Rest Does Smyly Good
Earlier this month, we took a look at what was ailing Drew Smyly. The start after that article went live was not much better as he put 10 men on base and allowed 4 runs over 5 innings of work. The team decided to allow him to skip a start and get 10 full days of rest before the outing last night against the Mariners. The rest seemed to suit him well.
Smyly’s effort against Seattle looked a lot like the back-to-back outings in April when he shut down Cleveland and shut out Boston over eight innings. In each of those outings, like last night, Smyly struck out at least 11 batters and allowed fewer hits than innings pitched. The difference, statistically, in this most recent outings is he did not walk anyone and gave up a home run. The 12 K/0 BB effort was just the fifth time in franchise history a pitcher had done so joining the ranks of James Shields, Chris Archer, David Price, and Scott Kazmir.
The other similarity of last night’s outing to those two dominating outings in April was Smyly’s ability to get batters to chase out of the zone. Smyly is at his best when he can work the fastball to the sides and up and then get batters to swing over his secondary stuff as it dives out of the zone. Over his previous three outings, that recipe was rarely present and Smyly induced just six swings and misses on secondary pitches out of the zone. Last night, he induced seven on curveballs.
He victimized Ketel Marte three times with that pitch last night on pitches that dove down out of the zone. He did the same to Nelson Cruz and got Kyle Seager chasing one sweeping out of the zone. The most intriguing curve chased on the night is that dot to the far left as it was one that Franklin Gutierrez could not reach. It wasn’t an attempt at a backdoor curveball as much as it was a very tight 12-6 curve that Gutierrez expected to sweep over the plate but the pitch never came in the zone (see 10th strikeout in this video)
Another aspect of his approach last night that stood out was his willingness to get early strikes with his secondary pitches. Smyly got first pitch strikes with his secondary pitches six times last night, something he had done just four times in his past two outings. He had first pitch strikes to 15 of the 24 batters he faced last night and getting those early strikes kept him out of hitter counts for most of the evening as he threw just 18 of his 101 pitches when he was down in the count. Unfortunately, the one pitch that was put in play when he was behind in the count was the hanging curveball to Nelson Cruz that ended up in the left field seats.

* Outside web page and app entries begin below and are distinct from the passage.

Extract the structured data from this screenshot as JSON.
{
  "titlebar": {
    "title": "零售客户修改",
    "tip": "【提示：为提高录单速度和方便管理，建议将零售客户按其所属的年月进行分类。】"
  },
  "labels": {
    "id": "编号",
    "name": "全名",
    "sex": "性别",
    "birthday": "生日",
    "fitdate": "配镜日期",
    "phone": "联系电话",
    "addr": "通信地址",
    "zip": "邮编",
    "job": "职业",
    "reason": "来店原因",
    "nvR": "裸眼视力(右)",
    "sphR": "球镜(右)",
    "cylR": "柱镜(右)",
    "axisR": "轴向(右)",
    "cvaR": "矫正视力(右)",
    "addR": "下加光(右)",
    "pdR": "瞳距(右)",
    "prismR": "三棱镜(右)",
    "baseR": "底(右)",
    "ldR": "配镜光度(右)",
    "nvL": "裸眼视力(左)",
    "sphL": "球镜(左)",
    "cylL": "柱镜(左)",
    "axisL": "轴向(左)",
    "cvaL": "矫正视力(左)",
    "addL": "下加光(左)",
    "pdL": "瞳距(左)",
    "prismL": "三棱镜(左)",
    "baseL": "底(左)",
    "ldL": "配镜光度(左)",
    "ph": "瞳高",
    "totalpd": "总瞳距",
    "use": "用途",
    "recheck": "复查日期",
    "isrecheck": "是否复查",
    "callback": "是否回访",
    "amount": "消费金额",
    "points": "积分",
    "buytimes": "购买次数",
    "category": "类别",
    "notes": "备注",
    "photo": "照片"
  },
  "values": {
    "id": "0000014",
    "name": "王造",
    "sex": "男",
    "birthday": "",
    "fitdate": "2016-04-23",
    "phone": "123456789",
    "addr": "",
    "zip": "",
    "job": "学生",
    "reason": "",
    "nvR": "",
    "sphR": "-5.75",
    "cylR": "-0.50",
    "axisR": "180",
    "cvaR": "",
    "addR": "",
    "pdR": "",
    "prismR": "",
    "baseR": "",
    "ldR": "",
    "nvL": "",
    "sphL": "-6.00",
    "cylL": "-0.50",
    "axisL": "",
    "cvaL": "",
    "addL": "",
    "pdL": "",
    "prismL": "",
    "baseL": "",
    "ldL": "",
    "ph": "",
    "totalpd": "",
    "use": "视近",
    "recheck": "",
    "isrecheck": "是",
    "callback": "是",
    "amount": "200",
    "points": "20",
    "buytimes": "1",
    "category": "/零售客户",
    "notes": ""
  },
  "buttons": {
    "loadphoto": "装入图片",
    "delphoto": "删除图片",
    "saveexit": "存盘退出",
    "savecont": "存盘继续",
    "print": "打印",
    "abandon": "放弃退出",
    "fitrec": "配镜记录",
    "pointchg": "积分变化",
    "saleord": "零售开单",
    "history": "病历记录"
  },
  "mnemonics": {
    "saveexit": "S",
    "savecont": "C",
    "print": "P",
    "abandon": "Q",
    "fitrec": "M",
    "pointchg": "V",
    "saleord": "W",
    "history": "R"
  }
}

Ultimately, Smyly is at his best when he doesn’t have to fill the zone with strikes. If we look at his InZone%, his best games come when he gets ahead early and gets batters to expand later in the count. Last night, he threw 44% of his pitches in the zone whereas he had averaged in the 50’s in recent weeks and generated the highest percentage of pitches chased out of the zone on the season.
The Rays can’t continue to keep giving him extra rest in between starts, but perhaps this 10 day break was the reboot that Smyly needed to get back on the right track.